> _WHAT YOU HAVE TO DO_
Scan the listing below for the word "content", then copy each line that has it.

[SUPPLIED DATA Boundary: Start]

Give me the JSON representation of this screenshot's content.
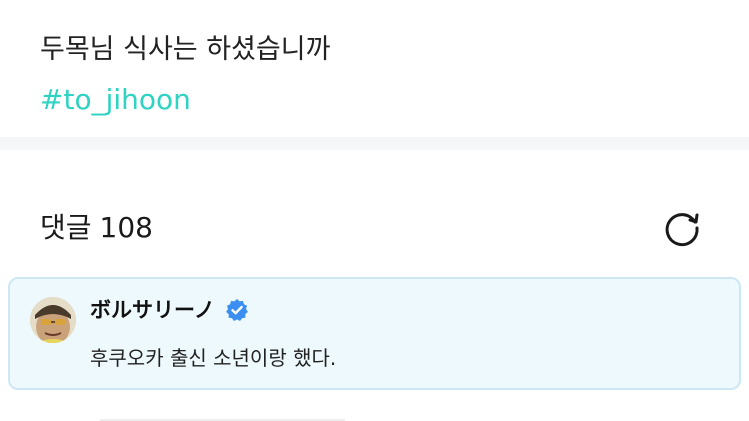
{
  "post": {
    "text": "두목님 식사는 하셨습니까",
    "hashtag": "#to_jihoon"
  },
  "comments": {
    "label": "댓글",
    "count": "108",
    "refresh_icon": "refresh-icon"
  },
  "comment": {
    "author": "ボルサリーノ",
    "verified_icon": "verified-badge-icon",
    "text": "후쿠오카 출신 소년이랑 했다.",
    "accent_bg": "#edf9fd",
    "accent_border": "#cfe7f2"
  },
  "colors": {
    "hashtag": "#2ed3c1",
    "verified": "#3b8ff0"
  }
}
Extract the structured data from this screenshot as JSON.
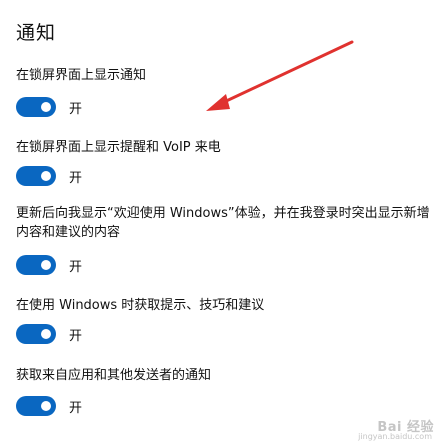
{
  "section_title": "通知",
  "toggle_state_label": "开",
  "settings": [
    {
      "label": "在锁屏界面上显示通知",
      "state": "开"
    },
    {
      "label": "在锁屏界面上显示提醒和 VoIP 来电",
      "state": "开"
    },
    {
      "label": "更新后向我显示“欢迎使用 Windows”体验，并在我登录时突出显示新增内容和建议的内容",
      "state": "开"
    },
    {
      "label": "在使用 Windows 时获取提示、技巧和建议",
      "state": "开"
    },
    {
      "label": "获取来自应用和其他发送者的通知",
      "state": "开"
    }
  ],
  "watermark": {
    "main": "Bai 经验",
    "sub": "jingyan.baidu.com"
  },
  "colors": {
    "toggle_on": "#0a67c1",
    "arrow": "#e0322f"
  }
}
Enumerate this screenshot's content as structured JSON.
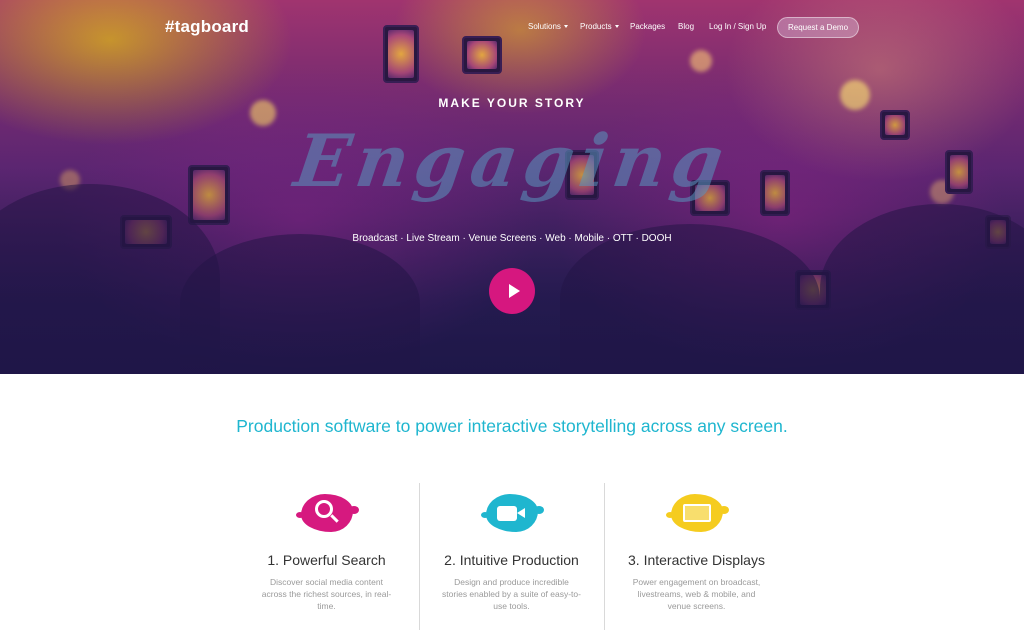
{
  "nav": {
    "logo": "#tagboard",
    "items": [
      {
        "label": "Solutions",
        "has_dropdown": true
      },
      {
        "label": "Products",
        "has_dropdown": true
      },
      {
        "label": "Packages",
        "has_dropdown": false
      },
      {
        "label": "Blog",
        "has_dropdown": false
      },
      {
        "label": "Log In / Sign Up",
        "has_dropdown": false
      }
    ],
    "cta": "Request a Demo"
  },
  "hero": {
    "kicker": "MAKE YOUR STORY",
    "script_word": "Engaging",
    "channels": "Broadcast · Live Stream · Venue Screens · Web · Mobile · OTT · DOOH",
    "play_icon": "play-icon"
  },
  "main": {
    "tagline": "Production software to power interactive storytelling across any screen.",
    "features": [
      {
        "title": "1. Powerful Search",
        "text": "Discover social media content across the richest sources, in real-time.",
        "icon": "search-icon",
        "color": "#d6197f"
      },
      {
        "title": "2. Intuitive Production",
        "text": "Design and produce incredible stories enabled by a suite of easy-to-use tools.",
        "icon": "video-camera-icon",
        "color": "#1fb6cf"
      },
      {
        "title": "3. Interactive Displays",
        "text": "Power engagement on broadcast, livestreams, web & mobile, and venue screens.",
        "icon": "display-icon",
        "color": "#f5cc1f"
      }
    ]
  },
  "colors": {
    "accent_cyan": "#1fb6cf",
    "accent_magenta": "#d6177f",
    "accent_yellow": "#f5cc1f"
  }
}
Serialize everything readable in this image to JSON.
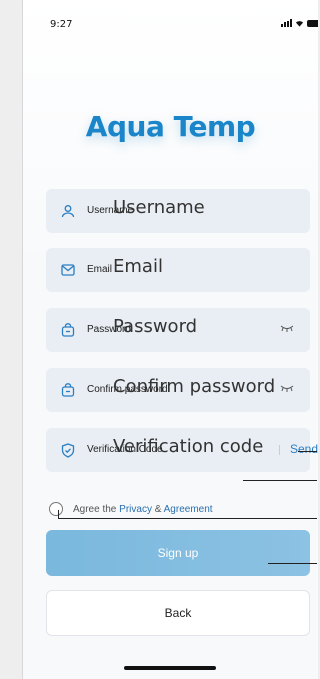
{
  "status_bar": {
    "time": "9:27"
  },
  "app": {
    "title": "Aqua Temp"
  },
  "form": {
    "username": {
      "icon": "user-icon",
      "small_label": "Username",
      "big_label": "Username"
    },
    "email": {
      "icon": "mail-icon",
      "small_label": "Email",
      "big_label": "Email"
    },
    "password": {
      "icon": "lock-icon",
      "small_label": "Password",
      "big_label": "Password",
      "eye_icon": "eye-closed-icon"
    },
    "confirm_password": {
      "icon": "lock-icon",
      "small_label": "Confirm password",
      "big_label": "Confirm password",
      "eye_icon": "eye-closed-icon"
    },
    "verification": {
      "icon": "shield-check-icon",
      "small_label": "Verification Code",
      "big_label": "Verification code",
      "send_label": "Send"
    }
  },
  "agreement": {
    "prefix": "Agree the ",
    "privacy": "Privacy",
    "amp": " & ",
    "agreement": "Agreement"
  },
  "buttons": {
    "signup": "Sign up",
    "back": "Back"
  },
  "colors": {
    "brand": "#1a86c9",
    "signup_bg": "#7ab8dd",
    "link": "#2a6fae"
  }
}
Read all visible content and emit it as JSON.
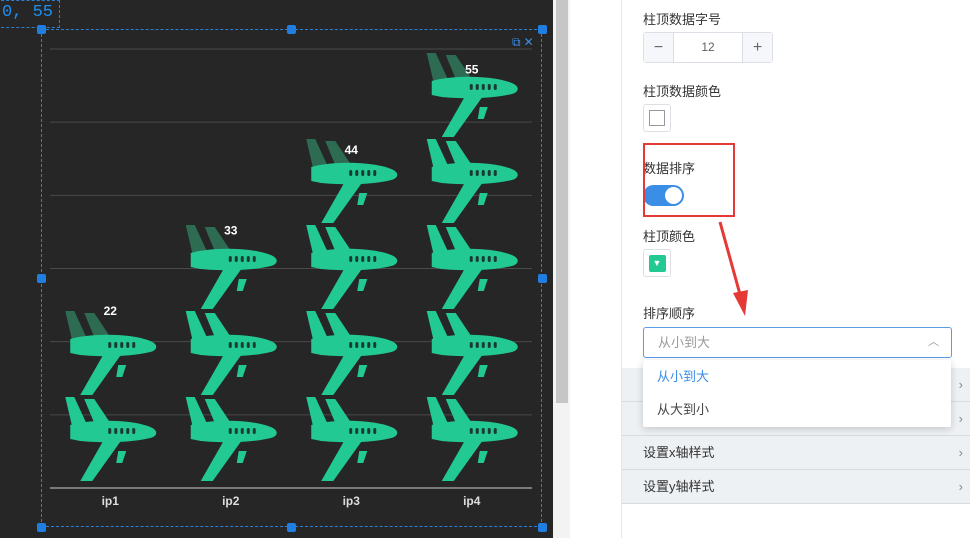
{
  "canvas": {
    "coord_readout": "0, 55",
    "chart_tools": {
      "restore_icon": "restore-icon",
      "close_icon": "close-icon"
    }
  },
  "chart_data": {
    "type": "bar",
    "categories": [
      "ip1",
      "ip2",
      "ip3",
      "ip4"
    ],
    "values": [
      22,
      33,
      44,
      55
    ],
    "ylim": [
      0,
      60
    ],
    "grid": true,
    "bar_color": "#22c993",
    "bar_top_color": "#2d6b52",
    "data_label_color": "#ffffff",
    "icon": "airplane-icon"
  },
  "panel": {
    "font_size_label": "柱顶数据字号",
    "font_size_value": "12",
    "minus": "−",
    "plus": "+",
    "label_color_label": "柱顶数据颜色",
    "sort_label": "数据排序",
    "sort_enabled": true,
    "top_color_label": "柱顶颜色",
    "top_color": "#22c993",
    "order_label": "排序顺序",
    "order_value": "从小到大",
    "order_options": [
      "从小到大",
      "从大到小"
    ],
    "sections": [
      "设置x轴样式",
      "设置y轴样式"
    ],
    "toggle_color": "#3a8ee6",
    "highlight_color": "#e53935"
  }
}
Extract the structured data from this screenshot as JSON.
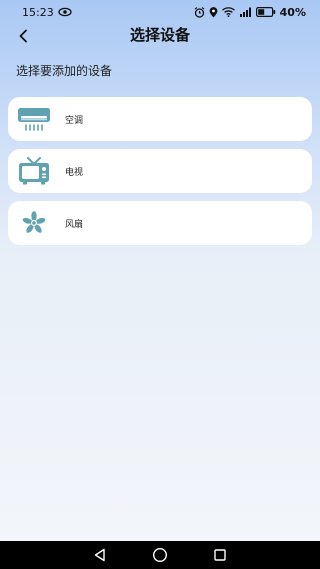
{
  "status_bar": {
    "time": "15:23",
    "battery": "40%"
  },
  "header": {
    "title": "选择设备"
  },
  "section_label": "选择要添加的设备",
  "devices": [
    {
      "label": "空调",
      "icon": "air-conditioner-icon"
    },
    {
      "label": "电视",
      "icon": "tv-icon"
    },
    {
      "label": "风扇",
      "icon": "fan-icon"
    }
  ],
  "colors": {
    "icon_teal": "#5fa3b1",
    "card_bg": "#ffffff",
    "nav_bg": "#000000"
  }
}
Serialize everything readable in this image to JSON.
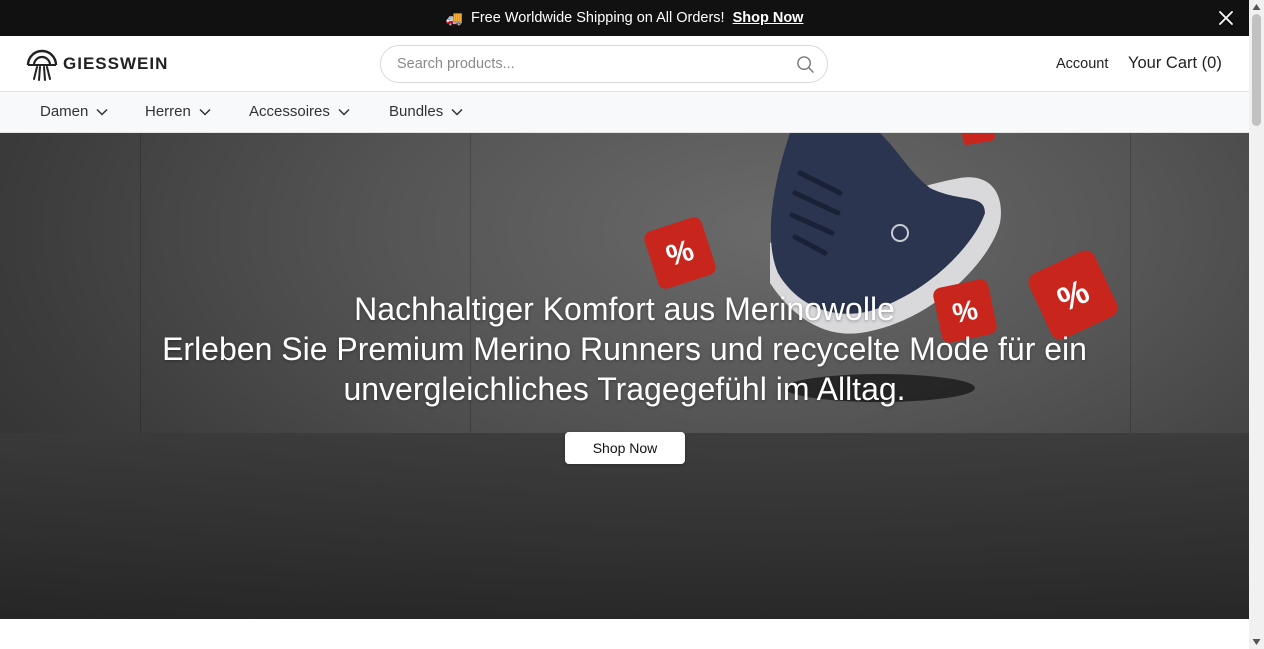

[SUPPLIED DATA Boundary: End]

> _ANSWER SPACE_
Give me the JSON representation of this screenshot's content.
Enumerate this screenshot's content as structured JSON.
        "text": "Discover social media content across the richest sources, in real-time.",
Read all visible content and emit it as JSON.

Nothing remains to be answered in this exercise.